As Donald Trump battles to build a wall to keep Mexican immigrants out of America, the Securities and Exchange Commission is probing the real estate company owned by the family of his son-in-law, Jared Kushner, and its link to a lucrative federal visa program, The Wall Street Journal reported.
The EB-5 visa program provides green cards to immigrants who invest a minimum of $500,000 in certain American businesses. The Associated Press reported last year that wealthy Chinese spent $7.7 billion obtaining 40,000 of the “golden visas” in the U.S. in the last decade.
The SEC in May subpoenaed records from Kushner Cos. concerning its links to the program, according to the Journal. Federal prosecutors in Brooklyn, meanwhile, began to examine company projects funded through the program. The probes involve twin, 66-story office and housing towers in New Jersey, sources told the Journal.
Emily Wolf, attorney for Kushner Cos., told the newspaper that the company “did utilize the program,” but that it “fully complied with its rules and regulations and did nothing improper.”

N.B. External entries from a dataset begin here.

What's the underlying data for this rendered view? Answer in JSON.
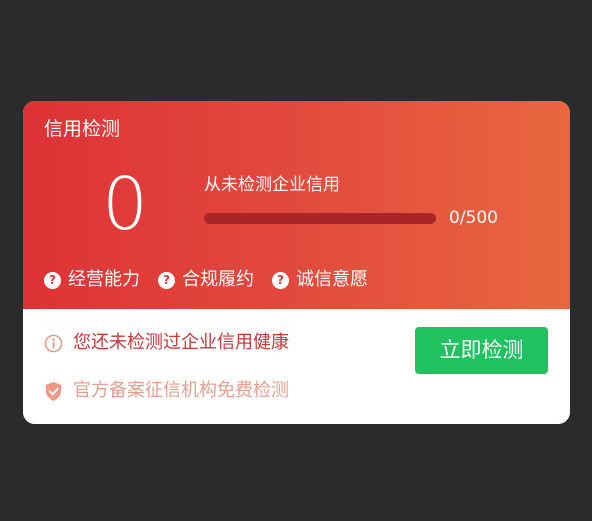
{
  "card": {
    "title": "信用检测",
    "score": "0",
    "status_text": "从未检测企业信用",
    "progress": {
      "value": 0,
      "max": 500,
      "label": "0/500"
    },
    "tags": [
      {
        "icon": "question-icon",
        "label": "经营能力"
      },
      {
        "icon": "question-icon",
        "label": "合规履约"
      },
      {
        "icon": "question-icon",
        "label": "诚信意愿"
      }
    ],
    "notice": {
      "icon": "info-icon",
      "text": "您还未检测过企业信用健康"
    },
    "sub_notice": {
      "icon": "shield-check-icon",
      "text": "官方备案征信机构免费检测"
    },
    "action_button": "立即检测"
  },
  "colors": {
    "background": "#2b2a2d",
    "gradient_start": "#de3236",
    "gradient_end": "#e9673f",
    "button": "#1fc25f",
    "notice_text": "#c63a3a",
    "sub_notice_text": "#e59f8f"
  }
}
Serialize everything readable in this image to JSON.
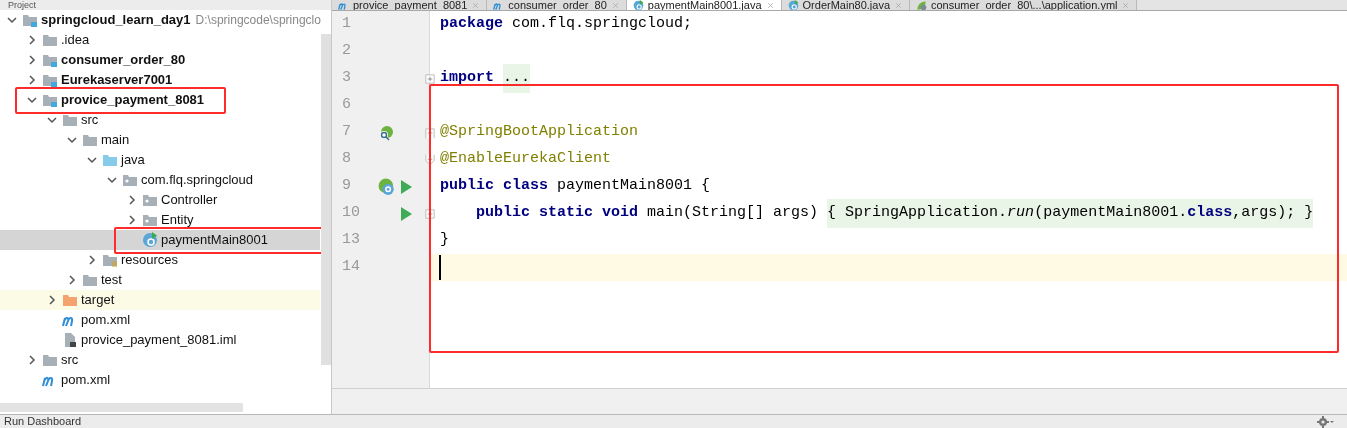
{
  "project_panel": {
    "title": "Project",
    "tree": [
      {
        "label": "springcloud_learn_day1",
        "path": "D:\\springcode\\springclo",
        "kind": "module",
        "expanded": true,
        "selected": false,
        "highlighted": false,
        "boxed": false,
        "children": [
          {
            "label": ".idea",
            "kind": "folder",
            "expanded": false,
            "selected": false,
            "highlighted": false,
            "boxed": false
          },
          {
            "label": "consumer_order_80",
            "kind": "module",
            "expanded": false,
            "selected": false,
            "highlighted": false,
            "boxed": false
          },
          {
            "label": "Eurekaserver7001",
            "kind": "module",
            "expanded": false,
            "selected": false,
            "highlighted": false,
            "boxed": false
          },
          {
            "label": "provice_payment_8081",
            "kind": "module",
            "expanded": true,
            "selected": false,
            "highlighted": false,
            "boxed": true,
            "children": [
              {
                "label": "src",
                "kind": "folder",
                "expanded": true,
                "selected": false,
                "highlighted": false,
                "boxed": false,
                "children": [
                  {
                    "label": "main",
                    "kind": "folder",
                    "expanded": true,
                    "selected": false,
                    "highlighted": false,
                    "boxed": false,
                    "children": [
                      {
                        "label": "java",
                        "kind": "source",
                        "expanded": true,
                        "selected": false,
                        "highlighted": false,
                        "boxed": false,
                        "children": [
                          {
                            "label": "com.flq.springcloud",
                            "kind": "package",
                            "expanded": true,
                            "selected": false,
                            "highlighted": false,
                            "boxed": false,
                            "children": [
                              {
                                "label": "Controller",
                                "kind": "package",
                                "expanded": false,
                                "selected": false,
                                "highlighted": false,
                                "boxed": false
                              },
                              {
                                "label": "Entity",
                                "kind": "package",
                                "expanded": false,
                                "selected": false,
                                "highlighted": false,
                                "boxed": false
                              },
                              {
                                "label": "paymentMain8001",
                                "kind": "class",
                                "selected": true,
                                "highlighted": false,
                                "boxed": true
                              }
                            ]
                          }
                        ]
                      },
                      {
                        "label": "resources",
                        "kind": "resources",
                        "expanded": false,
                        "selected": false,
                        "highlighted": false,
                        "boxed": false
                      }
                    ]
                  },
                  {
                    "label": "test",
                    "kind": "folder",
                    "expanded": false,
                    "selected": false,
                    "highlighted": false,
                    "boxed": false
                  }
                ]
              },
              {
                "label": "target",
                "kind": "excluded",
                "expanded": false,
                "selected": false,
                "highlighted": true,
                "boxed": false
              },
              {
                "label": "pom.xml",
                "kind": "maven",
                "selected": false,
                "highlighted": false,
                "boxed": false
              },
              {
                "label": "provice_payment_8081.iml",
                "kind": "iml",
                "selected": false,
                "highlighted": false,
                "boxed": false
              }
            ]
          },
          {
            "label": "src",
            "kind": "folder",
            "expanded": false,
            "selected": false,
            "highlighted": false,
            "boxed": false
          },
          {
            "label": "pom.xml",
            "kind": "maven",
            "selected": false,
            "highlighted": false,
            "boxed": false
          }
        ]
      }
    ]
  },
  "editor_tabs": [
    {
      "label": "provice_payment_8081",
      "kind": "maven",
      "selected": false
    },
    {
      "label": "consumer_order_80",
      "kind": "maven",
      "selected": false
    },
    {
      "label": "paymentMain8001.java",
      "kind": "class",
      "selected": true
    },
    {
      "label": "OrderMain80.java",
      "kind": "class",
      "selected": false
    },
    {
      "label": "consumer_order_80\\...\\application.yml",
      "kind": "spring",
      "selected": false
    }
  ],
  "editor": {
    "lines": [
      {
        "number": "1",
        "current": false,
        "tokens": [
          {
            "text": "package",
            "kind": "keyword",
            "folded": false
          },
          {
            "text": " com.flq.springcloud;",
            "kind": "plain",
            "folded": false
          }
        ]
      },
      {
        "number": "2",
        "current": false
      },
      {
        "number": "3",
        "current": false,
        "fold": {
          "kind": "plus"
        },
        "tokens": [
          {
            "text": "import",
            "kind": "keyword",
            "folded": false
          },
          {
            "text": "...",
            "kind": "plain",
            "folded": true
          }
        ]
      }
    ],
    "boxed_lines": [
      {
        "number": "6",
        "current": false
      },
      {
        "number": "7",
        "current": false,
        "gutter": [
          {
            "kind": "bean"
          }
        ],
        "fold": {
          "kind": "minus"
        },
        "tokens": [
          {
            "text": "@SpringBootApplication",
            "kind": "annotation",
            "folded": false
          }
        ]
      },
      {
        "number": "8",
        "current": false,
        "fold": {
          "kind": "end"
        },
        "tokens": [
          {
            "text": "@EnableEurekaClient",
            "kind": "annotation",
            "folded": false
          }
        ]
      },
      {
        "number": "9",
        "current": false,
        "gutter": [
          {
            "kind": "class"
          },
          {
            "kind": "run"
          }
        ],
        "tokens": [
          {
            "text": "public class",
            "kind": "keyword",
            "folded": false
          },
          {
            "text": " paymentMain8001 {",
            "kind": "plain",
            "folded": false
          }
        ]
      },
      {
        "number": "10",
        "current": false,
        "gutter": [
          {
            "kind": "run"
          }
        ],
        "fold": {
          "kind": "plus"
        },
        "tokens": [
          {
            "text": "    public static void",
            "kind": "keyword",
            "folded": false
          },
          {
            "text": " main(String[] args)",
            "kind": "plain",
            "folded": false
          },
          {
            "text": "{ SpringApplication.",
            "kind": "plain",
            "folded": true
          },
          {
            "text": "run",
            "kind": "call",
            "folded": true
          },
          {
            "text": "(paymentMain8001.",
            "kind": "plain",
            "folded": true
          },
          {
            "text": "class",
            "kind": "keyword",
            "folded": true
          },
          {
            "text": ",args); }",
            "kind": "plain",
            "folded": true
          }
        ]
      },
      {
        "number": "13",
        "current": false,
        "tokens": [
          {
            "text": "}",
            "kind": "plain",
            "folded": false
          }
        ]
      },
      {
        "number": "14",
        "current": true
      }
    ]
  },
  "bottom_bar": {
    "label": "Run Dashboard"
  }
}
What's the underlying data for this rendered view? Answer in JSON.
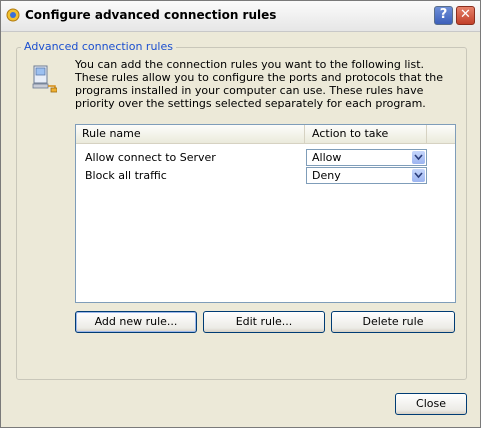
{
  "window": {
    "title": "Configure advanced connection rules",
    "help_label": "?",
    "close_label": "✕"
  },
  "group": {
    "label": "Advanced connection rules",
    "description": "You can add the connection rules you want to the following list. These rules allow you to configure the ports and protocols that the programs installed in your computer can use. These rules have priority over the settings selected separately for each program."
  },
  "rules_table": {
    "columns": [
      "Rule name",
      "Action to take"
    ],
    "rows": [
      {
        "name": "Allow connect to Server",
        "action": "Allow"
      },
      {
        "name": "Block all traffic",
        "action": "Deny"
      }
    ]
  },
  "buttons": {
    "add": "Add new rule...",
    "edit": "Edit rule...",
    "delete": "Delete rule",
    "close": "Close"
  },
  "colors": {
    "accent_label": "#1b4fcf",
    "dialog_bg": "#ece9d8"
  }
}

Though Kushner, a senior White House adviser, stepped down from running the company, he still maintains a stake in projects.
According to his most recent financial filing, he remains an investor in New Jersey’s Trump Bay Street development in Jersey City, which also benefitted from the EB-5 program, the Journal reported. Kushner has reported receiving up to $5 million from the Jersey project that’s the target of the SEC probe, according to the newspaper.
As part of a marketing campaign targeting Beijing and Shanghai, Kushner’s sister, Nicole Meyer, urged wealthy Chinese last year to invest in the Kushner New Jersey project in return for a green card. People were told that as many as 300 individuals who invested $500,000 each into the project could be eligible for green cards, the Journal reported. Most of the 10,000 EB-5 visas issued each year go to rich Chinese immigrants, according to the newspaper.
During a marketing presentation in China in May, Jared Kushner’s name and White House status were invoked, and a photo of Trump was used in the pitch. The Kushner family later apologized, saying it hadn’t intended to capitalize on the role of the president’s son-in-law in the White House as part of the presentation.
The visa program has been attacked for ignoring low-income immigrants while essentially selling green cards to the well-heeled.